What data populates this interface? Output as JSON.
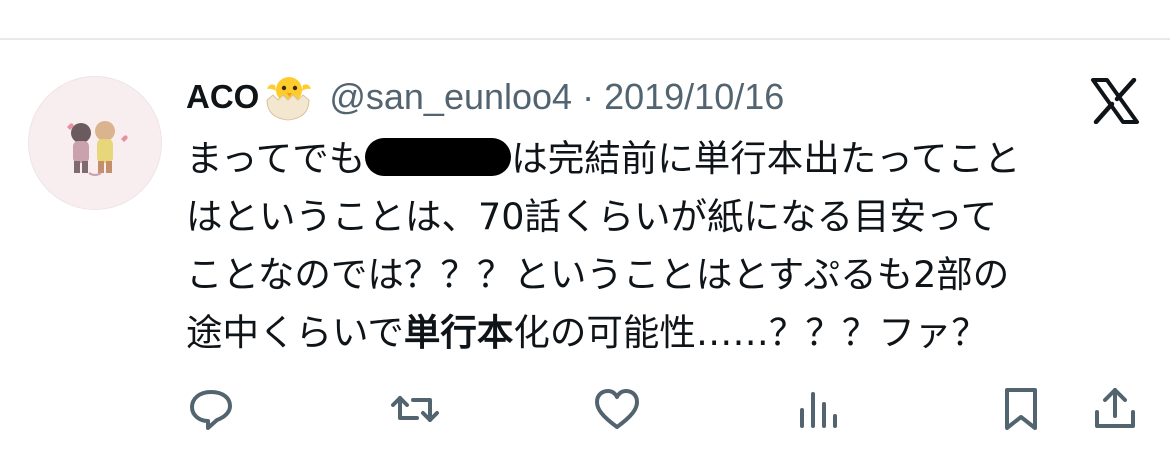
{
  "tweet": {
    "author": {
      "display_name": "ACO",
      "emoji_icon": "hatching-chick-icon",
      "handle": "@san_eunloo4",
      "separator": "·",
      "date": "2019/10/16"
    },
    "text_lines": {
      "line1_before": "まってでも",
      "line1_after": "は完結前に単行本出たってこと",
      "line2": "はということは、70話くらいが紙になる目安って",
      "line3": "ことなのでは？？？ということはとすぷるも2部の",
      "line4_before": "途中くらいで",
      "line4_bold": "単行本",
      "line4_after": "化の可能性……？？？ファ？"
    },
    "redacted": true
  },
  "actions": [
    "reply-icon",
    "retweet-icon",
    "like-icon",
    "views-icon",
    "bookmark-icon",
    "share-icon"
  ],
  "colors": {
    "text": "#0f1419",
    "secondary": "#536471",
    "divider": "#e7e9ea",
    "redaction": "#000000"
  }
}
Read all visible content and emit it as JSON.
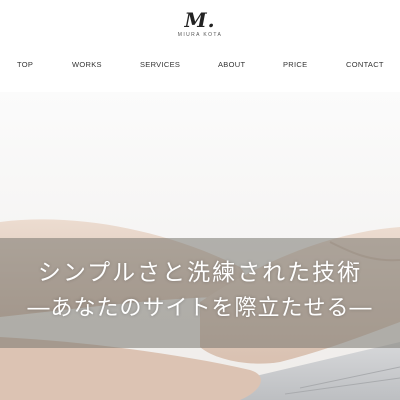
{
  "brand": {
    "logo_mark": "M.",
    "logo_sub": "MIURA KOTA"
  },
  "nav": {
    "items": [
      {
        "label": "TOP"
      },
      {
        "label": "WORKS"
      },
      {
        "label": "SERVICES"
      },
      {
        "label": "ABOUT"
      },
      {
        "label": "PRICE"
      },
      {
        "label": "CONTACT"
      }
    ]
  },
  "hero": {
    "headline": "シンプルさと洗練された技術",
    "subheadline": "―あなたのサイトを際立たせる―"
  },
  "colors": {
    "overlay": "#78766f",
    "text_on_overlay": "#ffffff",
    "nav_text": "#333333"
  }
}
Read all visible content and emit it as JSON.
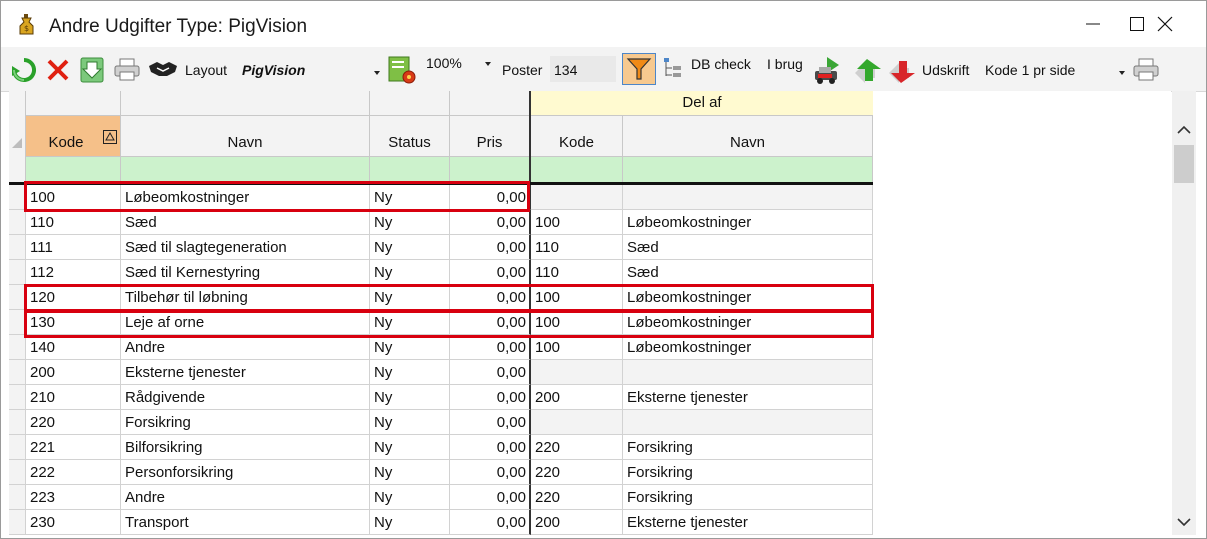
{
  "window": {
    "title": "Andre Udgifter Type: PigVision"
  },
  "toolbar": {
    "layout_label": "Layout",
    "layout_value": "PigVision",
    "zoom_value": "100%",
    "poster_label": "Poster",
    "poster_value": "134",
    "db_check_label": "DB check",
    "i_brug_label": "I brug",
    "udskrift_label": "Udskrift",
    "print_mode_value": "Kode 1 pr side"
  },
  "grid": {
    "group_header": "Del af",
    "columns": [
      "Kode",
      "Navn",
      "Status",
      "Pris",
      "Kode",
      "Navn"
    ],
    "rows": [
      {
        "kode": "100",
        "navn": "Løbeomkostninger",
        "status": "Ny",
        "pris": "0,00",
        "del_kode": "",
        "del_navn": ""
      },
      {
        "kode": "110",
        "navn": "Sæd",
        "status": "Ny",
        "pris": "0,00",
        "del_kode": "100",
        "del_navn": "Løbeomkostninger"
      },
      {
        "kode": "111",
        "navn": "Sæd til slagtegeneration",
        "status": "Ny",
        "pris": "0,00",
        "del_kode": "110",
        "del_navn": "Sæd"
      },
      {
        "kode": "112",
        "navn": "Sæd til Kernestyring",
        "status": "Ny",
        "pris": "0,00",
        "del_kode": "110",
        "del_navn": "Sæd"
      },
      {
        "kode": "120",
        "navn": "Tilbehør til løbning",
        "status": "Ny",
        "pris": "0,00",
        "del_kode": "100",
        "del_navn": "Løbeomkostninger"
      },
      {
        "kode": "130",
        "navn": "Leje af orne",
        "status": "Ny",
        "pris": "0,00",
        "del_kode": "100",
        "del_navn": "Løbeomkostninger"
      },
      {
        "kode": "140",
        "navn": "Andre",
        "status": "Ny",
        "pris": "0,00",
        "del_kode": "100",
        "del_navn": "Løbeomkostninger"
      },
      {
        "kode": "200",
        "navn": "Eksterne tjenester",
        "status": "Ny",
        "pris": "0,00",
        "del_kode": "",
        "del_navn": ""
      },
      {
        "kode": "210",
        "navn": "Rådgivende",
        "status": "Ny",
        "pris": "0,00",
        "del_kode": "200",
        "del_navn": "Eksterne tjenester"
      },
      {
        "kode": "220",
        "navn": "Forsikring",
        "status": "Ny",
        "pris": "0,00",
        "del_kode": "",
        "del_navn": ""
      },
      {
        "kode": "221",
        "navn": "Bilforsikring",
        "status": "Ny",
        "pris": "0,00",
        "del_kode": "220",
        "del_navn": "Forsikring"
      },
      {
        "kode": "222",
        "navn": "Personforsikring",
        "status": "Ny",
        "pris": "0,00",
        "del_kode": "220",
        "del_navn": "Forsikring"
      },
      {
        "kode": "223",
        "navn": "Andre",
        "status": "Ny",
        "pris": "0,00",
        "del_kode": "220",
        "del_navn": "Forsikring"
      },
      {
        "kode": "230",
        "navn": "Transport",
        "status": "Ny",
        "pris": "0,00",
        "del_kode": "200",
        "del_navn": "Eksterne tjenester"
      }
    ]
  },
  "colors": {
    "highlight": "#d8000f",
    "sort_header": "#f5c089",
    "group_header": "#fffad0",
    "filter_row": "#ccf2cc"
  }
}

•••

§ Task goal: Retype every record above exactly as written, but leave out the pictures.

§ Solution:
What data populates this interface? Output as JSON.
{
  "tweet": {
    "author": {
      "display_name": "ACO",
      "emoji_icon": "hatching-chick-icon",
      "handle": "@san_eunloo4",
      "separator": "·",
      "date": "2019/10/16"
    },
    "text_lines": {
      "line1_before": "まってでも",
      "line1_after": "は完結前に単行本出たってこと",
      "line2": "はということは、70話くらいが紙になる目安って",
      "line3": "ことなのでは？？？ということはとすぷるも2部の",
      "line4_before": "途中くらいで",
      "line4_bold": "単行本",
      "line4_after": "化の可能性……？？？ファ？"
    },
    "redacted": true
  },
  "actions": [
    "reply-icon",
    "retweet-icon",
    "like-icon",
    "views-icon",
    "bookmark-icon",
    "share-icon"
  ],
  "colors": {
    "text": "#0f1419",
    "secondary": "#536471",
    "divider": "#e7e9ea",
    "redaction": "#000000"
  }
}
Read all visible content and emit it as JSON.
{
  "brand": {
    "logo_mark": "M.",
    "logo_sub": "MIURA KOTA"
  },
  "nav": {
    "items": [
      {
        "label": "TOP"
      },
      {
        "label": "WORKS"
      },
      {
        "label": "SERVICES"
      },
      {
        "label": "ABOUT"
      },
      {
        "label": "PRICE"
      },
      {
        "label": "CONTACT"
      }
    ]
  },
  "hero": {
    "headline": "シンプルさと洗練された技術",
    "subheadline": "―あなたのサイトを際立たせる―"
  },
  "colors": {
    "overlay": "#78766f",
    "text_on_overlay": "#ffffff",
    "nav_text": "#333333"
  }
}
Read all visible content and emit it as JSON.
{
  "window": {
    "title": "Andre Udgifter Type: PigVision"
  },
  "toolbar": {
    "layout_label": "Layout",
    "layout_value": "PigVision",
    "zoom_value": "100%",
    "poster_label": "Poster",
    "poster_value": "134",
    "db_check_label": "DB check",
    "i_brug_label": "I brug",
    "udskrift_label": "Udskrift",
    "print_mode_value": "Kode 1 pr side"
  },
  "grid": {
    "group_header": "Del af",
    "columns": [
      "Kode",
      "Navn",
      "Status",
      "Pris",
      "Kode",
      "Navn"
    ],
    "rows": [
      {
        "kode": "100",
        "navn": "Løbeomkostninger",
        "status": "Ny",
        "pris": "0,00",
        "del_kode": "",
        "del_navn": ""
      },
      {
        "kode": "110",
        "navn": "Sæd",
        "status": "Ny",
        "pris": "0,00",
        "del_kode": "100",
        "del_navn": "Løbeomkostninger"
      },
      {
        "kode": "111",
        "navn": "Sæd til slagtegeneration",
        "status": "Ny",
        "pris": "0,00",
        "del_kode": "110",
        "del_navn": "Sæd"
      },
      {
        "kode": "112",
        "navn": "Sæd til Kernestyring",
        "status": "Ny",
        "pris": "0,00",
        "del_kode": "110",
        "del_navn": "Sæd"
      },
      {
        "kode": "120",
        "navn": "Tilbehør til løbning",
        "status": "Ny",
        "pris": "0,00",
        "del_kode": "100",
        "del_navn": "Løbeomkostninger"
      },
      {
        "kode": "130",
        "navn": "Leje af orne",
        "status": "Ny",
        "pris": "0,00",
        "del_kode": "100",
        "del_navn": "Løbeomkostninger"
      },
      {
        "kode": "140",
        "navn": "Andre",
        "status": "Ny",
        "pris": "0,00",
        "del_kode": "100",
        "del_navn": "Løbeomkostninger"
      },
      {
        "kode": "200",
        "navn": "Eksterne tjenester",
        "status": "Ny",
        "pris": "0,00",
        "del_kode": "",
        "del_navn": ""
      },
      {
        "kode": "210",
        "navn": "Rådgivende",
        "status": "Ny",
        "pris": "0,00",
        "del_kode": "200",
        "del_navn": "Eksterne tjenester"
      },
      {
        "kode": "220",
        "navn": "Forsikring",
        "status": "Ny",
        "pris": "0,00",
        "del_kode": "",
        "del_navn": ""
      },
      {
        "kode": "221",
        "navn": "Bilforsikring",
        "status": "Ny",
        "pris": "0,00",
        "del_kode": "220",
        "del_navn": "Forsikring"
      },
      {
        "kode": "222",
        "navn": "Personforsikring",
        "status": "Ny",
        "pris": "0,00",
        "del_kode": "220",
        "del_navn": "Forsikring"
      },
      {
        "kode": "223",
        "navn": "Andre",
        "status": "Ny",
        "pris": "0,00",
        "del_kode": "220",
        "del_navn": "Forsikring"
      },
      {
        "kode": "230",
        "navn": "Transport",
        "status": "Ny",
        "pris": "0,00",
        "del_kode": "200",
        "del_navn": "Eksterne tjenester"
      }
    ]
  },
  "colors": {
    "highlight": "#d8000f",
    "sort_header": "#f5c089",
    "group_header": "#fffad0",
    "filter_row": "#ccf2cc"
  }
}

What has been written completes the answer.